What you should do :: Please restate the entries verbatim. The copy should hold no pictures.

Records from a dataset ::
---

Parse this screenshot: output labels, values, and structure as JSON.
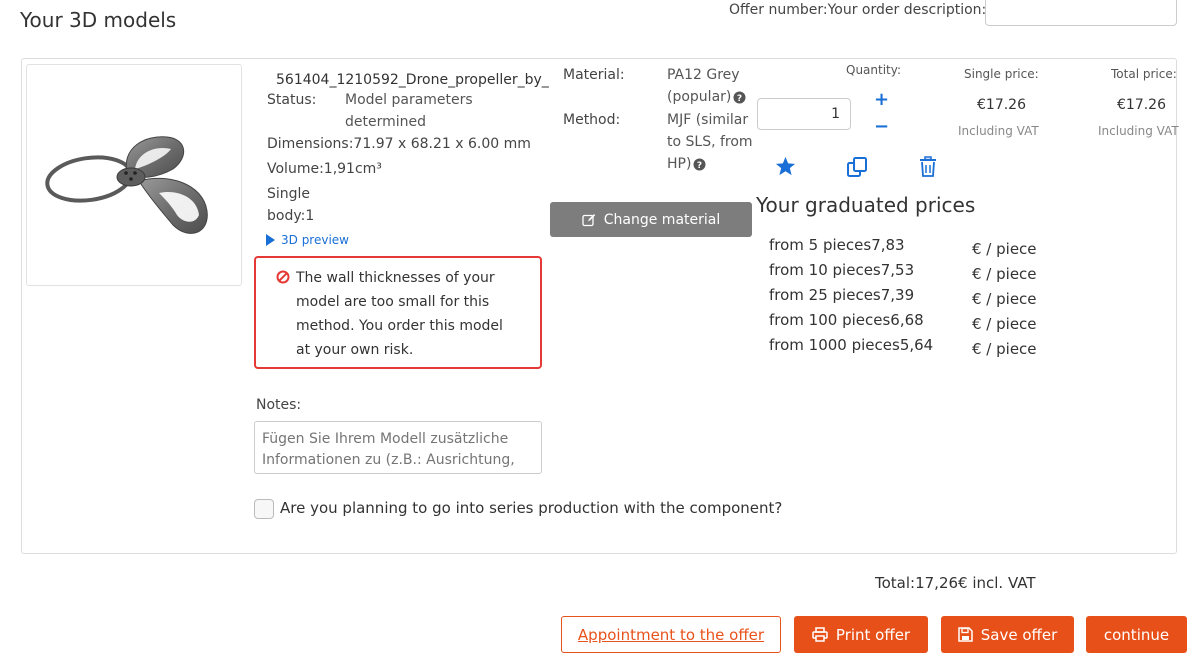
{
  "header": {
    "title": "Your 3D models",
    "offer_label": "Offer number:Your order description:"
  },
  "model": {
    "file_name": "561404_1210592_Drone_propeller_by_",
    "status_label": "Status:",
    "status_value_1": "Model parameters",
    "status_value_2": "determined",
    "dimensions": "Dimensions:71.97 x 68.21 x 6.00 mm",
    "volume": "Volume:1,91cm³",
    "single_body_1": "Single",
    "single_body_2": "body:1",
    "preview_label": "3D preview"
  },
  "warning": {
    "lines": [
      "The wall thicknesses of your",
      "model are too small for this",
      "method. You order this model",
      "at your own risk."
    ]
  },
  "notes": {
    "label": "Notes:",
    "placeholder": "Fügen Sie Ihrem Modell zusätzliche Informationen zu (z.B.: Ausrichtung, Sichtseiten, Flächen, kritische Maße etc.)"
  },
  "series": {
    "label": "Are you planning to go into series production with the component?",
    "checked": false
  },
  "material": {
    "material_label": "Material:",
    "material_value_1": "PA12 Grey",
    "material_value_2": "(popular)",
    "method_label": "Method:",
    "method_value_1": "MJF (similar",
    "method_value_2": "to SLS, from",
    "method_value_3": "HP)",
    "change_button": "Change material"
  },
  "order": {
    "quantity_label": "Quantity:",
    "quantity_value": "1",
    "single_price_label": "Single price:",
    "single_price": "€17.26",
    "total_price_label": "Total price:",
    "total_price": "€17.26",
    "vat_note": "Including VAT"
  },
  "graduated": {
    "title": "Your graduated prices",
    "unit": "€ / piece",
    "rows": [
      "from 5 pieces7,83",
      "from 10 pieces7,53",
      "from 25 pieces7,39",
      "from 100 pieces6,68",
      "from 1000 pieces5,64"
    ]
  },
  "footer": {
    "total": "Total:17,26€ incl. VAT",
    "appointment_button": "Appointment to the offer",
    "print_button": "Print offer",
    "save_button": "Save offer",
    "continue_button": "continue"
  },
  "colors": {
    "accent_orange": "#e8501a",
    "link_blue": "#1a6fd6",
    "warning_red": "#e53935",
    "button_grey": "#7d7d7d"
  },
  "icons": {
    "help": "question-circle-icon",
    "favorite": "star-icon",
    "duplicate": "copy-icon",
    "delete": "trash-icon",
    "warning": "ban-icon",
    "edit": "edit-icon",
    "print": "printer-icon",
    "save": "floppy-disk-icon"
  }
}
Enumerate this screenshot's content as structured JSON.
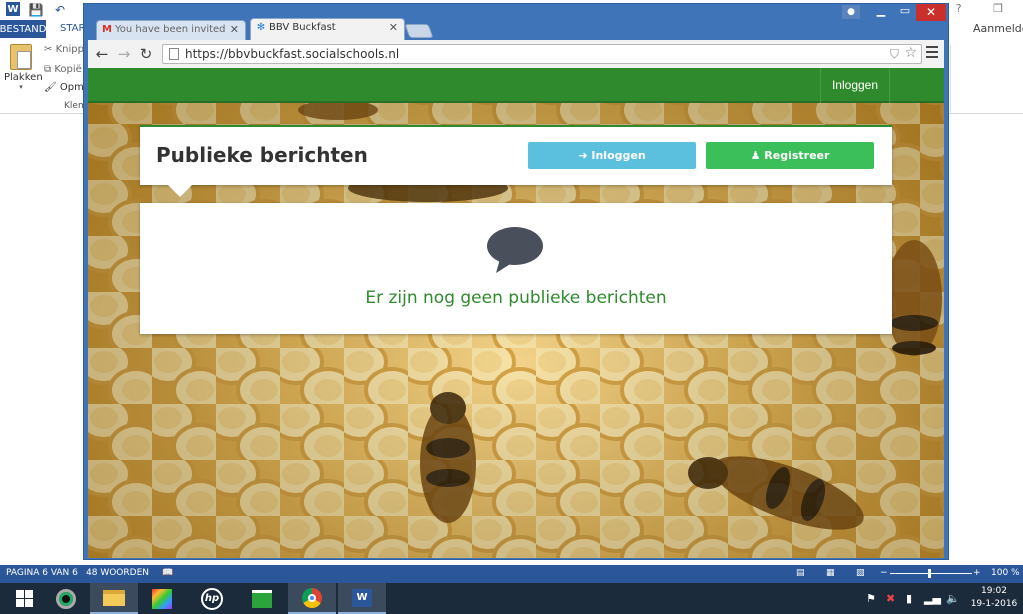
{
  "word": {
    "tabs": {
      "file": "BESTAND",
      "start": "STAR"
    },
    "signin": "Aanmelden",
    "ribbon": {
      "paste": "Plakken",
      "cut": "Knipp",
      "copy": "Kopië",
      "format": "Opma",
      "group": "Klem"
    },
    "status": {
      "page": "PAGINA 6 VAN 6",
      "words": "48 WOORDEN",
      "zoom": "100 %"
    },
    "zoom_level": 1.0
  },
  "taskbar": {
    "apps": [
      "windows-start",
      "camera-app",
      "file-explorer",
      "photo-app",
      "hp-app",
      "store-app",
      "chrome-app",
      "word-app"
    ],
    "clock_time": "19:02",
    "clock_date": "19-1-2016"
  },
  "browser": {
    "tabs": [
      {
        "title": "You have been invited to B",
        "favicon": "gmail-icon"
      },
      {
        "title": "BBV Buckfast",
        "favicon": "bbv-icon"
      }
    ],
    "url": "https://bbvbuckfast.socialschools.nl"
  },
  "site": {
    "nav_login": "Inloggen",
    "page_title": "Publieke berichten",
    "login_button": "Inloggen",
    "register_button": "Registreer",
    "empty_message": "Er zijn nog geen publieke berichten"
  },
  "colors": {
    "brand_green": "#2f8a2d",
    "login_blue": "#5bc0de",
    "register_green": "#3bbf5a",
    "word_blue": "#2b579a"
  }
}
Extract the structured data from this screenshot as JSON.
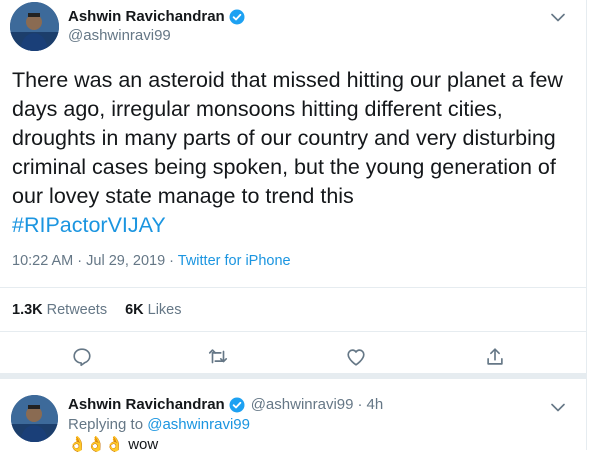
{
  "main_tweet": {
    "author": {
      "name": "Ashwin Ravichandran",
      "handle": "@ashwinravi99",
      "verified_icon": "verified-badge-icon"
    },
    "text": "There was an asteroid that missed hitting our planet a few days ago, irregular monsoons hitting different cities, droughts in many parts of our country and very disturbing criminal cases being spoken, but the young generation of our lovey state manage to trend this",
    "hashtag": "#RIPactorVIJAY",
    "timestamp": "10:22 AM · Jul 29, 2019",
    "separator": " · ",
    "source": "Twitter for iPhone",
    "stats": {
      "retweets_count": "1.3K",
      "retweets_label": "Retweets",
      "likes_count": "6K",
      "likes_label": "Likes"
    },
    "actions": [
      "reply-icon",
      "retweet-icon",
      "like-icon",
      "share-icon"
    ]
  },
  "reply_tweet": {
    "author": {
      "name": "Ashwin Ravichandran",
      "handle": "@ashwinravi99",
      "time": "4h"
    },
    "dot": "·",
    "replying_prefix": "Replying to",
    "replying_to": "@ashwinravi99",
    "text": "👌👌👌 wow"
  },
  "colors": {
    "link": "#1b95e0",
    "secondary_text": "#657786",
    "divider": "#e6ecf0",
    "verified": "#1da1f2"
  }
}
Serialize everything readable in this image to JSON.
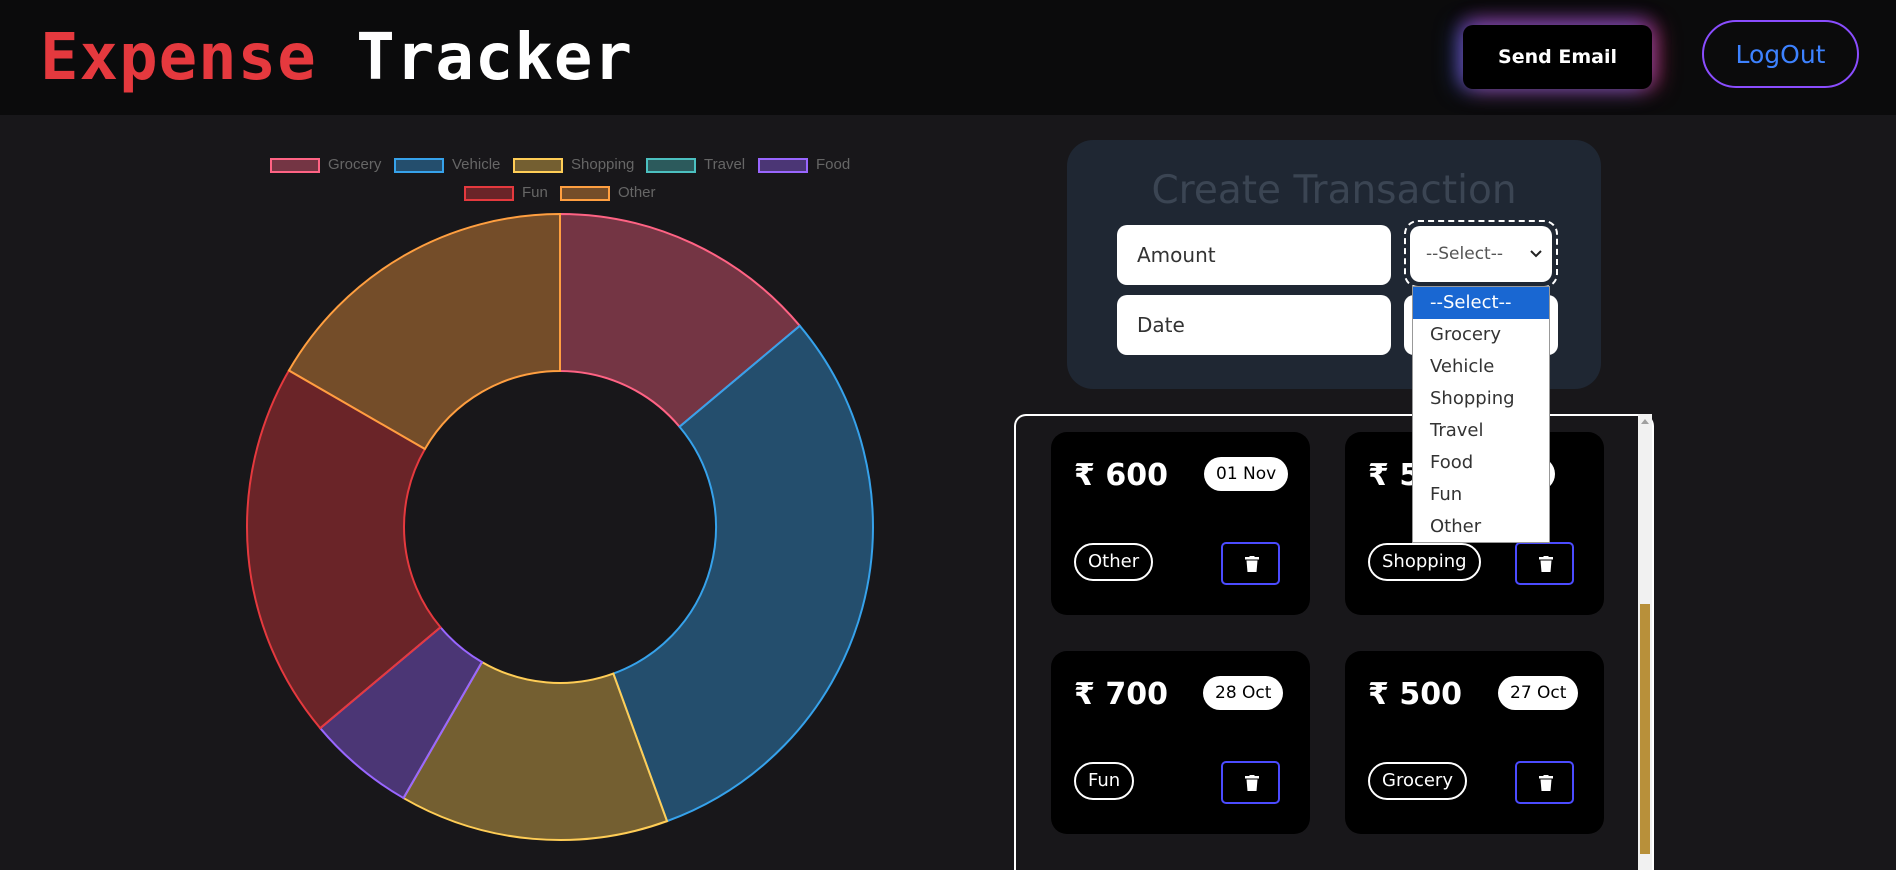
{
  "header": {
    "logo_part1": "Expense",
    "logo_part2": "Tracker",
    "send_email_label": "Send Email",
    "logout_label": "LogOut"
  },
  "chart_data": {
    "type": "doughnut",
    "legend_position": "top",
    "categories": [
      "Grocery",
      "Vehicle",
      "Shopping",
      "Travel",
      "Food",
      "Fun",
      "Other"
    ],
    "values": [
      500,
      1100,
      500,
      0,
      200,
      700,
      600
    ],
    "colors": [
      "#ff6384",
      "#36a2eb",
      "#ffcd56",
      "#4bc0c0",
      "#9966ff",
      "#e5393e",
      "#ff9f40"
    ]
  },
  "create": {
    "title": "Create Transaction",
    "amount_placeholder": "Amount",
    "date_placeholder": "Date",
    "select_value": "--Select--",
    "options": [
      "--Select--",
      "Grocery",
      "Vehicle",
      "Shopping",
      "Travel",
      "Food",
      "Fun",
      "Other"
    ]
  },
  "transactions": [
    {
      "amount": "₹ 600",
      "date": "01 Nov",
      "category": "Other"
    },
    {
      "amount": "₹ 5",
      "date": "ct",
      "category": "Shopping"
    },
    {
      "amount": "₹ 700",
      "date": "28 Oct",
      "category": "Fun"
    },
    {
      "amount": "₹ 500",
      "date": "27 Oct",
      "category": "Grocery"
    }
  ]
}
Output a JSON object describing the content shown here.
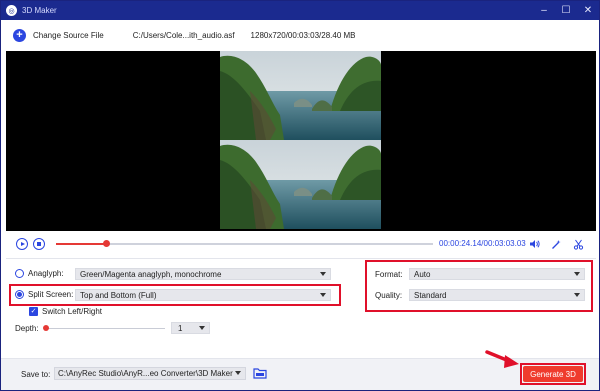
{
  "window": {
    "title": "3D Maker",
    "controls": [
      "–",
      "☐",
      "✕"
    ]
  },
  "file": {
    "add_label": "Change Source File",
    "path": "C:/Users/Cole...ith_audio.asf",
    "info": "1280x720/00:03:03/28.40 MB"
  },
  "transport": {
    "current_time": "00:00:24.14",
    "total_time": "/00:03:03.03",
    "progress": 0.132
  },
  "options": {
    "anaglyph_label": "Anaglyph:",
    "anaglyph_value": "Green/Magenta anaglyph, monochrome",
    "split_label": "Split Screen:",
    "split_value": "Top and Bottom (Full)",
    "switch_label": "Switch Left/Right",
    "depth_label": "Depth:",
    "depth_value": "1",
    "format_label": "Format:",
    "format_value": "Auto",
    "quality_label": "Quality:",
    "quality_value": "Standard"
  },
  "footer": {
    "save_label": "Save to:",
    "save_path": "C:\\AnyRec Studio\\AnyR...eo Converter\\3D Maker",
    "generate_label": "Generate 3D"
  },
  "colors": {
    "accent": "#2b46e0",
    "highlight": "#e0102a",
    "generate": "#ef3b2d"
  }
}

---

Answer section ::
Parse this screenshot: output labels, values, and structure as JSON.
{
  "header": {
    "title": "Your 3D models",
    "offer_label": "Offer number:Your order description:"
  },
  "model": {
    "file_name": "561404_1210592_Drone_propeller_by_",
    "status_label": "Status:",
    "status_value_1": "Model parameters",
    "status_value_2": "determined",
    "dimensions": "Dimensions:71.97 x 68.21 x 6.00 mm",
    "volume": "Volume:1,91cm³",
    "single_body_1": "Single",
    "single_body_2": "body:1",
    "preview_label": "3D preview"
  },
  "warning": {
    "lines": [
      "The wall thicknesses of your",
      "model are too small for this",
      "method. You order this model",
      "at your own risk."
    ]
  },
  "notes": {
    "label": "Notes:",
    "placeholder": "Fügen Sie Ihrem Modell zusätzliche Informationen zu (z.B.: Ausrichtung, Sichtseiten, Flächen, kritische Maße etc.)"
  },
  "series": {
    "label": "Are you planning to go into series production with the component?",
    "checked": false
  },
  "material": {
    "material_label": "Material:",
    "material_value_1": "PA12 Grey",
    "material_value_2": "(popular)",
    "method_label": "Method:",
    "method_value_1": "MJF (similar",
    "method_value_2": "to SLS, from",
    "method_value_3": "HP)",
    "change_button": "Change material"
  },
  "order": {
    "quantity_label": "Quantity:",
    "quantity_value": "1",
    "single_price_label": "Single price:",
    "single_price": "€17.26",
    "total_price_label": "Total price:",
    "total_price": "€17.26",
    "vat_note": "Including VAT"
  },
  "graduated": {
    "title": "Your graduated prices",
    "unit": "€ / piece",
    "rows": [
      "from 5 pieces7,83",
      "from 10 pieces7,53",
      "from 25 pieces7,39",
      "from 100 pieces6,68",
      "from 1000 pieces5,64"
    ]
  },
  "footer": {
    "total": "Total:17,26€ incl. VAT",
    "appointment_button": "Appointment to the offer",
    "print_button": "Print offer",
    "save_button": "Save offer",
    "continue_button": "continue"
  },
  "colors": {
    "accent_orange": "#e8501a",
    "link_blue": "#1a6fd6",
    "warning_red": "#e53935",
    "button_grey": "#7d7d7d"
  },
  "icons": {
    "help": "question-circle-icon",
    "favorite": "star-icon",
    "duplicate": "copy-icon",
    "delete": "trash-icon",
    "warning": "ban-icon",
    "edit": "edit-icon",
    "print": "printer-icon",
    "save": "floppy-disk-icon"
  }
}
Enumerate this screenshot's content as structured JSON.
{
  "word": {
    "tabs": {
      "file": "BESTAND",
      "start": "STAR"
    },
    "signin": "Aanmelden",
    "ribbon": {
      "paste": "Plakken",
      "cut": "Knipp",
      "copy": "Kopië",
      "format": "Opma",
      "group": "Klem"
    },
    "status": {
      "page": "PAGINA 6 VAN 6",
      "words": "48 WOORDEN",
      "zoom": "100 %"
    },
    "zoom_level": 1.0
  },
  "taskbar": {
    "apps": [
      "windows-start",
      "camera-app",
      "file-explorer",
      "photo-app",
      "hp-app",
      "store-app",
      "chrome-app",
      "word-app"
    ],
    "clock_time": "19:02",
    "clock_date": "19-1-2016"
  },
  "browser": {
    "tabs": [
      {
        "title": "You have been invited to B",
        "favicon": "gmail-icon"
      },
      {
        "title": "BBV Buckfast",
        "favicon": "bbv-icon"
      }
    ],
    "url": "https://bbvbuckfast.socialschools.nl"
  },
  "site": {
    "nav_login": "Inloggen",
    "page_title": "Publieke berichten",
    "login_button": "Inloggen",
    "register_button": "Registreer",
    "empty_message": "Er zijn nog geen publieke berichten"
  },
  "colors": {
    "brand_green": "#2f8a2d",
    "login_blue": "#5bc0de",
    "register_green": "#3bbf5a",
    "word_blue": "#2b579a"
  }
}
Extract the structured data from this screenshot as JSON.
{
  "main_tweet": {
    "author": {
      "name": "Ashwin Ravichandran",
      "handle": "@ashwinravi99",
      "verified_icon": "verified-badge-icon"
    },
    "text": "There was an asteroid that missed hitting our planet a few days ago, irregular monsoons hitting different cities, droughts in many parts of our country and very disturbing criminal cases being spoken, but the young generation of our lovey state manage to trend this",
    "hashtag": "#RIPactorVIJAY",
    "timestamp": "10:22 AM · Jul 29, 2019",
    "separator": " · ",
    "source": "Twitter for iPhone",
    "stats": {
      "retweets_count": "1.3K",
      "retweets_label": "Retweets",
      "likes_count": "6K",
      "likes_label": "Likes"
    },
    "actions": [
      "reply-icon",
      "retweet-icon",
      "like-icon",
      "share-icon"
    ]
  },
  "reply_tweet": {
    "author": {
      "name": "Ashwin Ravichandran",
      "handle": "@ashwinravi99",
      "time": "4h"
    },
    "dot": "·",
    "replying_prefix": "Replying to",
    "replying_to": "@ashwinravi99",
    "text": "👌👌👌 wow"
  },
  "colors": {
    "link": "#1b95e0",
    "secondary_text": "#657786",
    "divider": "#e6ecf0",
    "verified": "#1da1f2"
  }
}
Serialize everything readable in this image to JSON.
{
  "header": {
    "logo_part1": "Expense",
    "logo_part2": "Tracker",
    "send_email_label": "Send Email",
    "logout_label": "LogOut"
  },
  "chart_data": {
    "type": "doughnut",
    "legend_position": "top",
    "categories": [
      "Grocery",
      "Vehicle",
      "Shopping",
      "Travel",
      "Food",
      "Fun",
      "Other"
    ],
    "values": [
      500,
      1100,
      500,
      0,
      200,
      700,
      600
    ],
    "colors": [
      "#ff6384",
      "#36a2eb",
      "#ffcd56",
      "#4bc0c0",
      "#9966ff",
      "#e5393e",
      "#ff9f40"
    ]
  },
  "create": {
    "title": "Create Transaction",
    "amount_placeholder": "Amount",
    "date_placeholder": "Date",
    "select_value": "--Select--",
    "options": [
      "--Select--",
      "Grocery",
      "Vehicle",
      "Shopping",
      "Travel",
      "Food",
      "Fun",
      "Other"
    ]
  },
  "transactions": [
    {
      "amount": "₹ 600",
      "date": "01 Nov",
      "category": "Other"
    },
    {
      "amount": "₹ 5",
      "date": "ct",
      "category": "Shopping"
    },
    {
      "amount": "₹ 700",
      "date": "28 Oct",
      "category": "Fun"
    },
    {
      "amount": "₹ 500",
      "date": "27 Oct",
      "category": "Grocery"
    }
  ]
}
Output a JSON object describing the content shown here.
{
  "window": {
    "title": "3D Maker",
    "controls": [
      "–",
      "☐",
      "✕"
    ]
  },
  "file": {
    "add_label": "Change Source File",
    "path": "C:/Users/Cole...ith_audio.asf",
    "info": "1280x720/00:03:03/28.40 MB"
  },
  "transport": {
    "current_time": "00:00:24.14",
    "total_time": "/00:03:03.03",
    "progress": 0.132
  },
  "options": {
    "anaglyph_label": "Anaglyph:",
    "anaglyph_value": "Green/Magenta anaglyph, monochrome",
    "split_label": "Split Screen:",
    "split_value": "Top and Bottom (Full)",
    "switch_label": "Switch Left/Right",
    "depth_label": "Depth:",
    "depth_value": "1",
    "format_label": "Format:",
    "format_value": "Auto",
    "quality_label": "Quality:",
    "quality_value": "Standard"
  },
  "footer": {
    "save_label": "Save to:",
    "save_path": "C:\\AnyRec Studio\\AnyR...eo Converter\\3D Maker",
    "generate_label": "Generate 3D"
  },
  "colors": {
    "accent": "#2b46e0",
    "highlight": "#e0102a",
    "generate": "#ef3b2d"
  }
}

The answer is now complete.